— Aim of the task —
The lines to retype run from the one containing "Convert this screenshot" through the end of the listing below. Reproduce them exactly, leaving out pictures.
== Records for this exercise ==
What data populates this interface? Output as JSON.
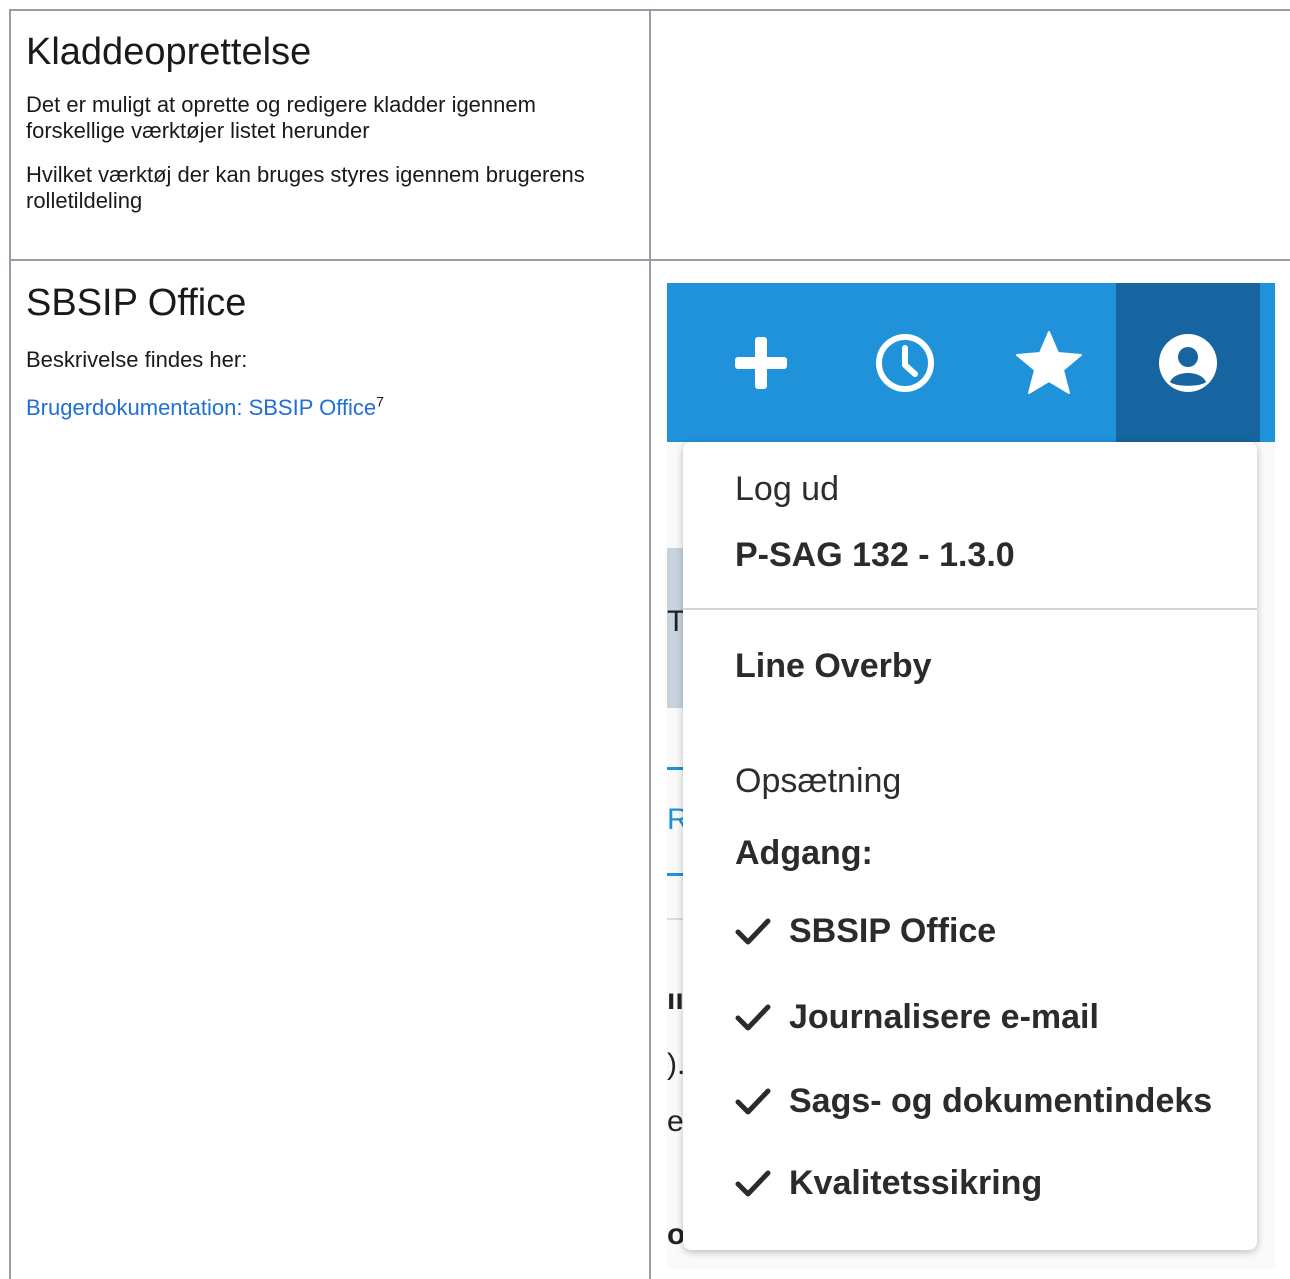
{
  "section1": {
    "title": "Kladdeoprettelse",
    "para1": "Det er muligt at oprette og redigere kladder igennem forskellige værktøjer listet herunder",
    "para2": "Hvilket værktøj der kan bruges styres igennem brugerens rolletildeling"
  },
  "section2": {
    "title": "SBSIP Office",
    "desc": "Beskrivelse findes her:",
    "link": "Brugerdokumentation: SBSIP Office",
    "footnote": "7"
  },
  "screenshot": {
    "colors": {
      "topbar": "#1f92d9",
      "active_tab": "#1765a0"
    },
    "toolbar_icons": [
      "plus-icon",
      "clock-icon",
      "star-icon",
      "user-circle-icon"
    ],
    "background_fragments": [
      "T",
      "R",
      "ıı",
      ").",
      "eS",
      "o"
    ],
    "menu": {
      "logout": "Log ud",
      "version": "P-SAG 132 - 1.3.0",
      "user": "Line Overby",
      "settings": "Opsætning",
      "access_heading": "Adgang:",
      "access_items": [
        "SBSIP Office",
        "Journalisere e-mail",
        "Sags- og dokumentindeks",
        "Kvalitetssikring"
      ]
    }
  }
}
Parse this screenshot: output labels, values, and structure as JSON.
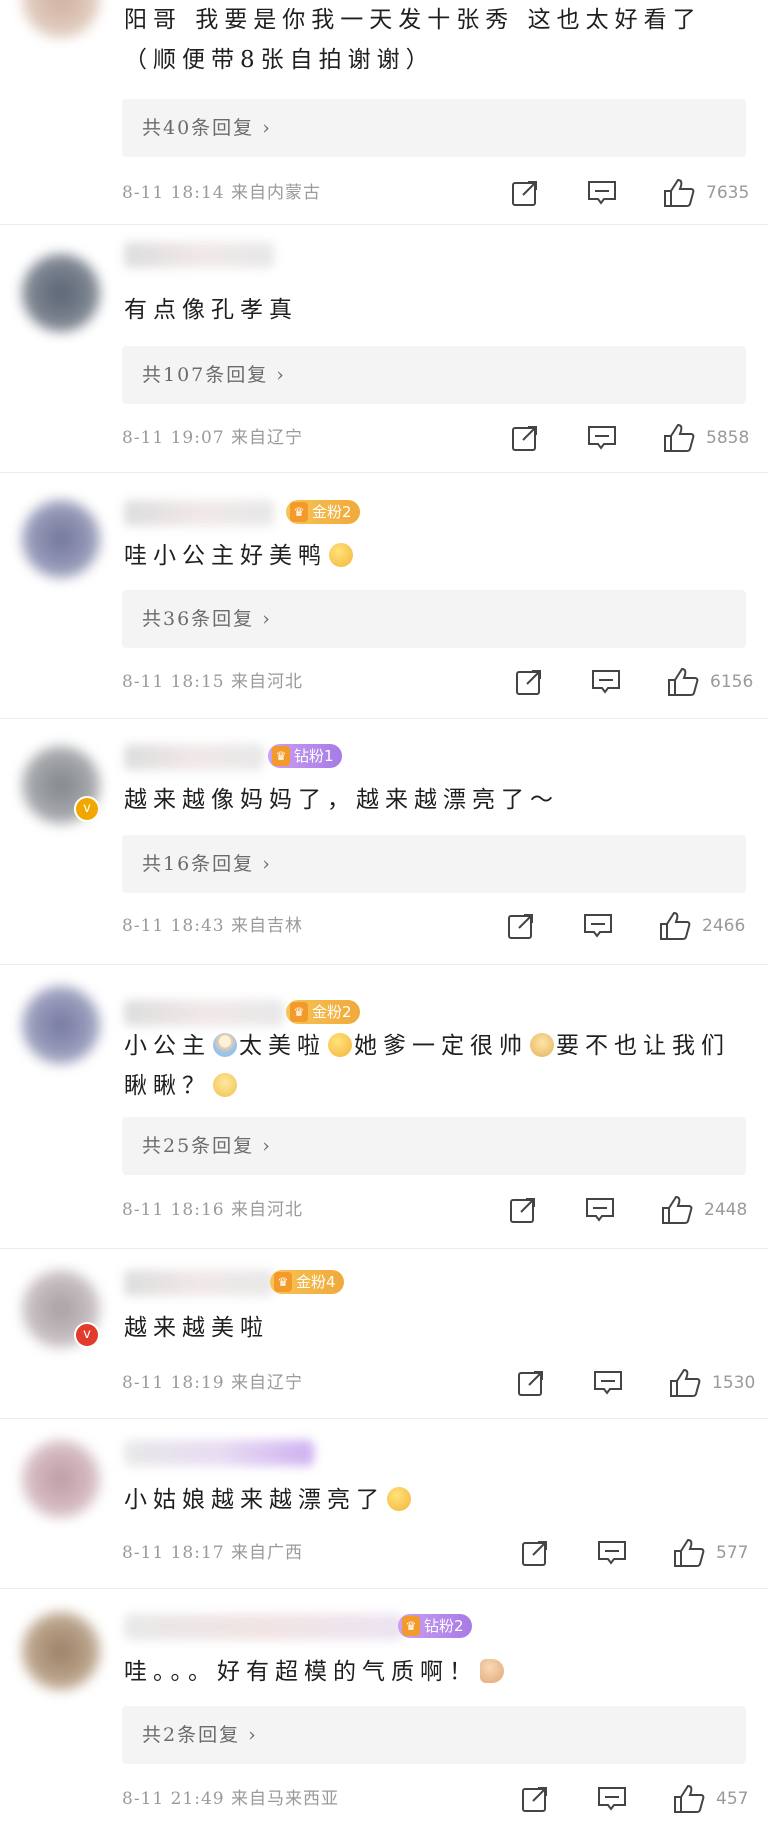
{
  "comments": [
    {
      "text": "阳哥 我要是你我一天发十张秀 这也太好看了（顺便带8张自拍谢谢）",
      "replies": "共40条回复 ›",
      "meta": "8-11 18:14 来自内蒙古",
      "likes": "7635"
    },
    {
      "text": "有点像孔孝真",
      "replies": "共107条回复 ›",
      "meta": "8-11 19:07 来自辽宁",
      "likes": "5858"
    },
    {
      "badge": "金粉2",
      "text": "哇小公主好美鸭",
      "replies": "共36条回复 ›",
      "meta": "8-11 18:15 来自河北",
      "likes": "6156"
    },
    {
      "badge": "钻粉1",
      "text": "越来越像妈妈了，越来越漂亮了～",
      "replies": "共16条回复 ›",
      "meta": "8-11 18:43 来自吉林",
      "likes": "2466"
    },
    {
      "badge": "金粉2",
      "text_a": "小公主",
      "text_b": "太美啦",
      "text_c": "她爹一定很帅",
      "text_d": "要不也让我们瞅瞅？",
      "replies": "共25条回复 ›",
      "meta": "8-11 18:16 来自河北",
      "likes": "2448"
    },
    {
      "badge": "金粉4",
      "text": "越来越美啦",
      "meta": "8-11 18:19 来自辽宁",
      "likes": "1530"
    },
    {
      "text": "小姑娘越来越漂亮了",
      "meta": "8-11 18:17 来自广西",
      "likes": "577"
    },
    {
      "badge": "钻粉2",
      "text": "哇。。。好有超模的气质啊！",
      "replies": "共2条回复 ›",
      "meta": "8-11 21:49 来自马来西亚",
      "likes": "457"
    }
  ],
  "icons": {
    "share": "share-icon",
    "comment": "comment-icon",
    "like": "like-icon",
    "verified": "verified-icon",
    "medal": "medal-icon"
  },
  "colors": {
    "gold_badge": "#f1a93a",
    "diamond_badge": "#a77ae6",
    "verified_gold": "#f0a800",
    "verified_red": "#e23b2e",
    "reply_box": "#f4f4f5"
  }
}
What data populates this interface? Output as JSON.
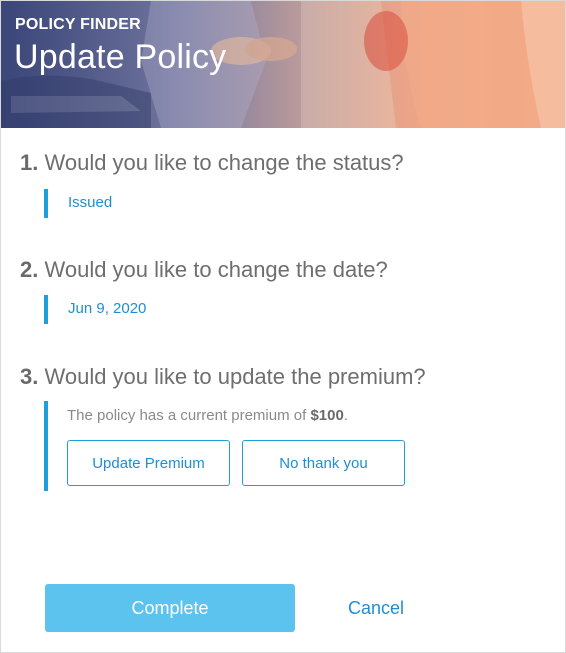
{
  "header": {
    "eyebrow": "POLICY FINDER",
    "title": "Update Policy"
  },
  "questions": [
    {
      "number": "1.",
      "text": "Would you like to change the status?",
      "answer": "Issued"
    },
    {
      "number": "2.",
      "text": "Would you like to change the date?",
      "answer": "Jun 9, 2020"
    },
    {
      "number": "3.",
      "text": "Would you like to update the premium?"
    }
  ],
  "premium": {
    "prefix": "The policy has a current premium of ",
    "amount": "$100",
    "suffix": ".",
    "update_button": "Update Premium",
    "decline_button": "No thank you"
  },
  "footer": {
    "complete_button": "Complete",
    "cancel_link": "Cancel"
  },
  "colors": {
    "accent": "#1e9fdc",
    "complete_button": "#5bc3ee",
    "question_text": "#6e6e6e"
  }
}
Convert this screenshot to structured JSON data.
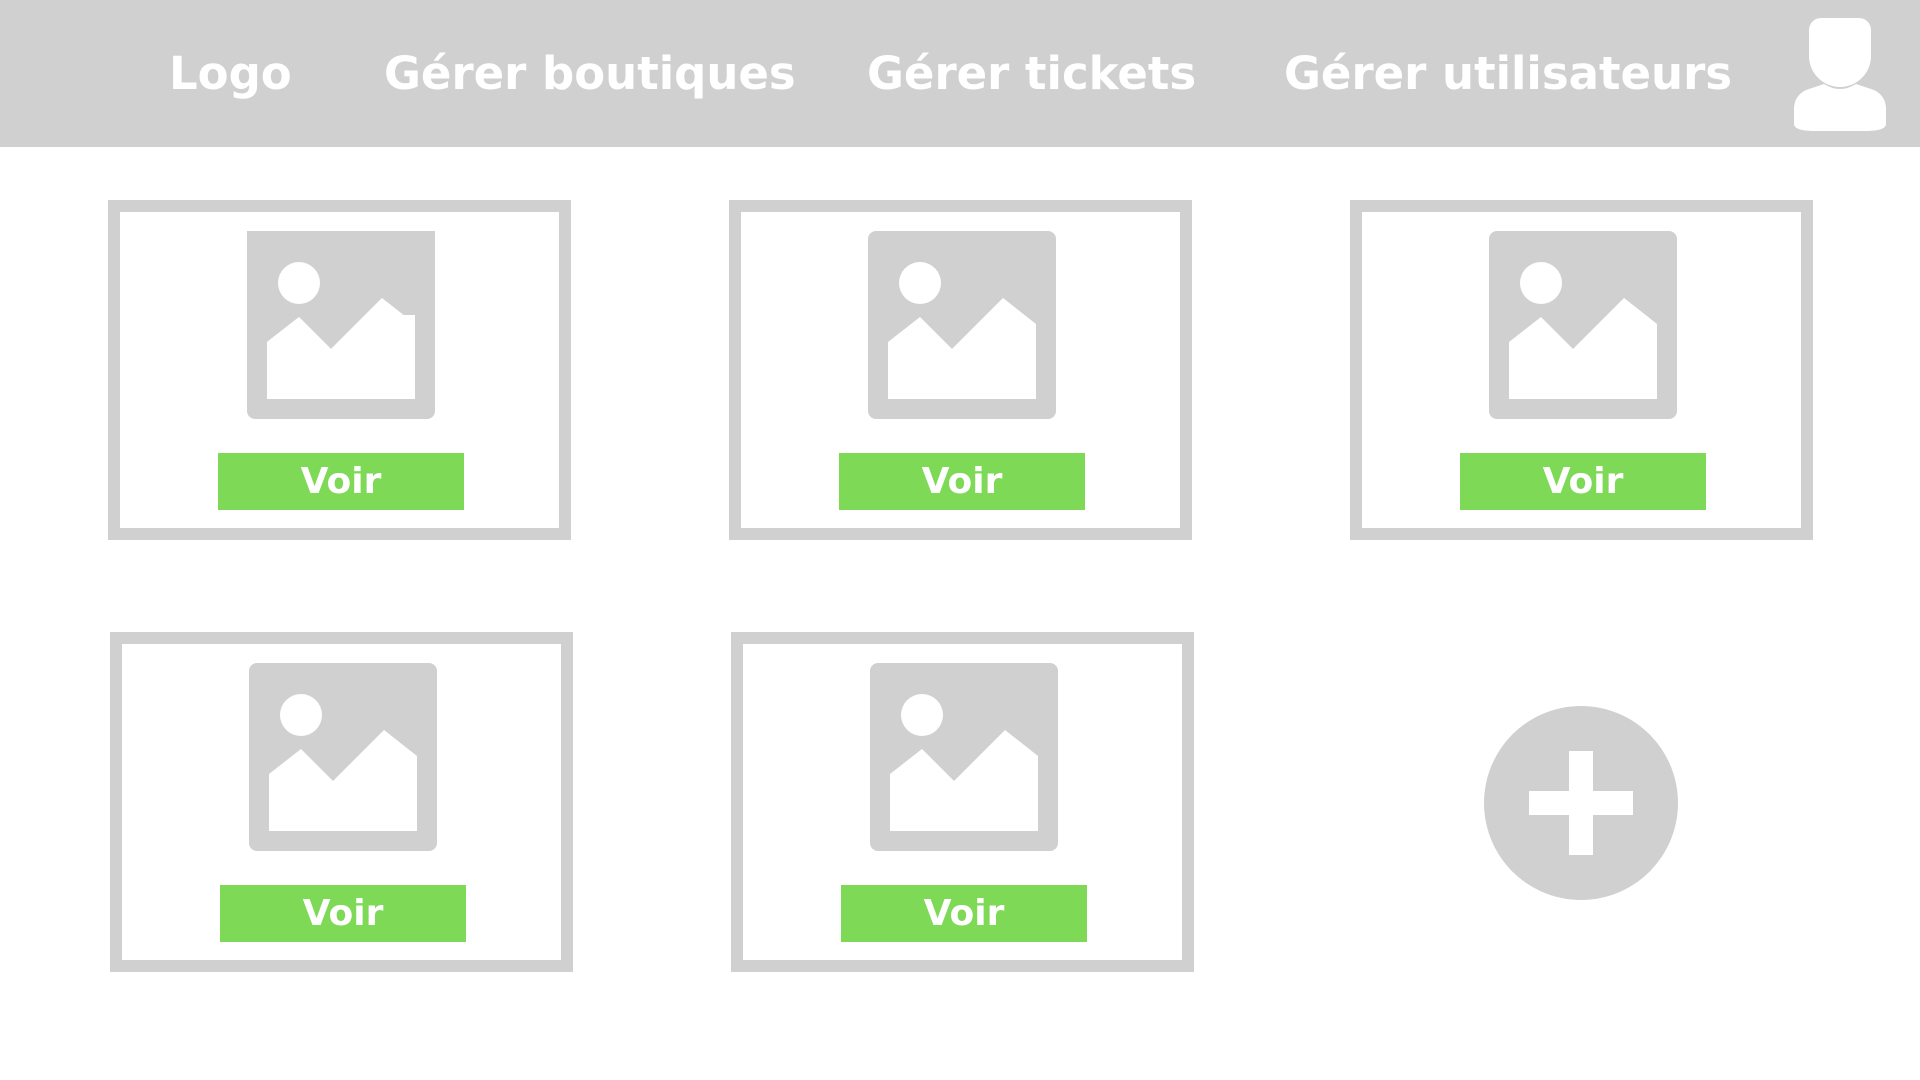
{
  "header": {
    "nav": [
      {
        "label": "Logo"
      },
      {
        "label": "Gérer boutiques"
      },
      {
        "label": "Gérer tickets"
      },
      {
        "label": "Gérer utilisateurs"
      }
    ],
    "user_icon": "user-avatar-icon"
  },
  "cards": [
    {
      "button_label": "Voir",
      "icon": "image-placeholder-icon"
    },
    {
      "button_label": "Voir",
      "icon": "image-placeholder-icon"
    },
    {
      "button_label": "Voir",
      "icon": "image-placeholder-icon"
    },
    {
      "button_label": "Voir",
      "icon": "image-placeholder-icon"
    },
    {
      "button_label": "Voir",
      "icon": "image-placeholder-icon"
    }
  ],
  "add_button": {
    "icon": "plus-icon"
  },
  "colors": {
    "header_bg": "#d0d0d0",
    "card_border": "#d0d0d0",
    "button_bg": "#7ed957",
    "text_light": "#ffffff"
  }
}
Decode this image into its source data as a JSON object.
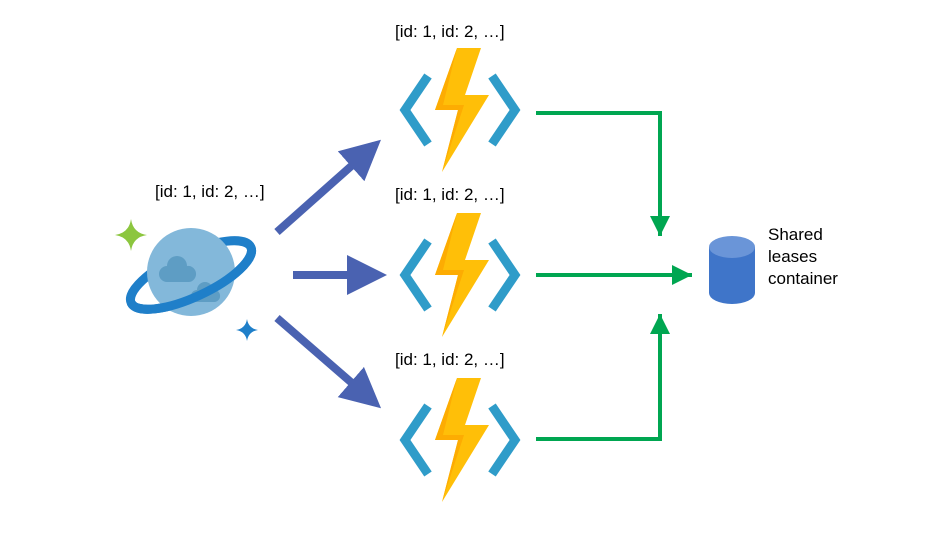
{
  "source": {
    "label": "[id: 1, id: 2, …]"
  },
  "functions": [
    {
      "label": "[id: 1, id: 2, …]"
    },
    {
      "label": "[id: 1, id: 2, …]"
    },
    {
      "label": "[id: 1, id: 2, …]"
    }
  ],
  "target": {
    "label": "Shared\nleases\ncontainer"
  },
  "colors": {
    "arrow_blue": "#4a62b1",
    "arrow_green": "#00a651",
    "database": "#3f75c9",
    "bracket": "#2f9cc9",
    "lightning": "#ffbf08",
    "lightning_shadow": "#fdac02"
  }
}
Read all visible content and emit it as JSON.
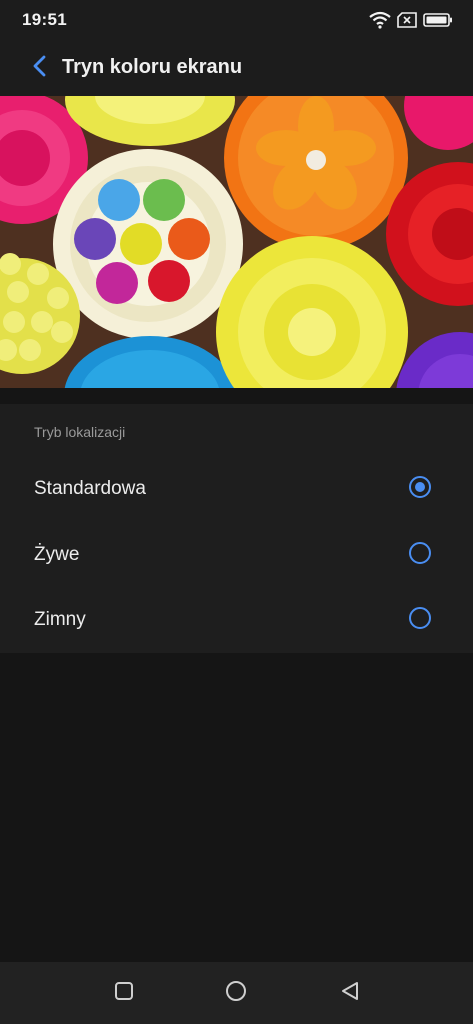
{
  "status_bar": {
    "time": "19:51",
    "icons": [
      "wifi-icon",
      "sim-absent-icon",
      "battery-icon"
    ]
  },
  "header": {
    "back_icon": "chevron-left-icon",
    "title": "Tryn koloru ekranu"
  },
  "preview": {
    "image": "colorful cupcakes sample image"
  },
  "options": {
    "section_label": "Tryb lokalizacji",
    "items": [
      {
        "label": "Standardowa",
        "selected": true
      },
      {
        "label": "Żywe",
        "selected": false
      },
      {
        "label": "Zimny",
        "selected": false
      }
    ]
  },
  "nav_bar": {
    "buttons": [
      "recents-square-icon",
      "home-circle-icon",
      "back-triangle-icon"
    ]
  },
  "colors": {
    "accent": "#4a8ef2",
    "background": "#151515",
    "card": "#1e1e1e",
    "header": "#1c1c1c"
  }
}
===
— Written response —
Convert this screenshot to structured JSON data.
{
  "header": {
    "nav": [
      {
        "label": "Logo"
      },
      {
        "label": "Gérer boutiques"
      },
      {
        "label": "Gérer tickets"
      },
      {
        "label": "Gérer utilisateurs"
      }
    ],
    "user_icon": "user-avatar-icon"
  },
  "cards": [
    {
      "button_label": "Voir",
      "icon": "image-placeholder-icon"
    },
    {
      "button_label": "Voir",
      "icon": "image-placeholder-icon"
    },
    {
      "button_label": "Voir",
      "icon": "image-placeholder-icon"
    },
    {
      "button_label": "Voir",
      "icon": "image-placeholder-icon"
    },
    {
      "button_label": "Voir",
      "icon": "image-placeholder-icon"
    }
  ],
  "add_button": {
    "icon": "plus-icon"
  },
  "colors": {
    "header_bg": "#d0d0d0",
    "card_border": "#d0d0d0",
    "button_bg": "#7ed957",
    "text_light": "#ffffff"
  }
}
Decode this image into its source data as a JSON object.
{
  "source": {
    "label": "[id: 1, id: 2, …]"
  },
  "functions": [
    {
      "label": "[id: 1, id: 2, …]"
    },
    {
      "label": "[id: 1, id: 2, …]"
    },
    {
      "label": "[id: 1, id: 2, …]"
    }
  ],
  "target": {
    "label": "Shared\nleases\ncontainer"
  },
  "colors": {
    "arrow_blue": "#4a62b1",
    "arrow_green": "#00a651",
    "database": "#3f75c9",
    "bracket": "#2f9cc9",
    "lightning": "#ffbf08",
    "lightning_shadow": "#fdac02"
  }
}
Read all visible content and emit it as JSON.
{
  "status_bar": {
    "time": "19:51",
    "icons": [
      "wifi-icon",
      "sim-absent-icon",
      "battery-icon"
    ]
  },
  "header": {
    "back_icon": "chevron-left-icon",
    "title": "Tryn koloru ekranu"
  },
  "preview": {
    "image": "colorful cupcakes sample image"
  },
  "options": {
    "section_label": "Tryb lokalizacji",
    "items": [
      {
        "label": "Standardowa",
        "selected": true
      },
      {
        "label": "Żywe",
        "selected": false
      },
      {
        "label": "Zimny",
        "selected": false
      }
    ]
  },
  "nav_bar": {
    "buttons": [
      "recents-square-icon",
      "home-circle-icon",
      "back-triangle-icon"
    ]
  },
  "colors": {
    "accent": "#4a8ef2",
    "background": "#151515",
    "card": "#1e1e1e",
    "header": "#1c1c1c"
  }
}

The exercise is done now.